**Task details:** Scan the listing for the word "arrow" and report every line that contains it.

**Input for this task:**
▽

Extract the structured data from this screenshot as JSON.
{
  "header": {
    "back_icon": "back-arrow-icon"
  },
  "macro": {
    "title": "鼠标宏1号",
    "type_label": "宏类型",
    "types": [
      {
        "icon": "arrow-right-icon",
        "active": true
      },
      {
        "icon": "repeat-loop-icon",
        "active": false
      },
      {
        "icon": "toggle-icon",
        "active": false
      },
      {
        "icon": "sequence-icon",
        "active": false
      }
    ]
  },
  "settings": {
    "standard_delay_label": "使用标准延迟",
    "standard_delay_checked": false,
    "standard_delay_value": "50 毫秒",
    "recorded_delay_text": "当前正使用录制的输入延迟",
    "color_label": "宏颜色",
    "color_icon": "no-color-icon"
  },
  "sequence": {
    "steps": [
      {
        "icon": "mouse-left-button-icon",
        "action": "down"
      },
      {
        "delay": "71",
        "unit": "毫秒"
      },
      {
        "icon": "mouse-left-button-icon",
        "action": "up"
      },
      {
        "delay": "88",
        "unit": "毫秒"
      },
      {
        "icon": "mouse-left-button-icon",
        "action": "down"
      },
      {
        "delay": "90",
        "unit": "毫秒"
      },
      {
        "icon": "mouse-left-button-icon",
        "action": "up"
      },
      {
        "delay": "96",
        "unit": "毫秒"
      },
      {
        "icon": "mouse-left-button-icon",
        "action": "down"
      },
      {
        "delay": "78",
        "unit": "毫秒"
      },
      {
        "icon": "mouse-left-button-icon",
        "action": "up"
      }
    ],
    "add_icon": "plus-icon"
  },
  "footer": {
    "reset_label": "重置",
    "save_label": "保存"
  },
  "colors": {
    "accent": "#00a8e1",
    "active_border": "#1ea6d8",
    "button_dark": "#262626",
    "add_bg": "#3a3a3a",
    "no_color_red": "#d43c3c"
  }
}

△

**Solution to this task:**
    "back_icon": "back-arrow-icon"
        "icon": "arrow-right-icon",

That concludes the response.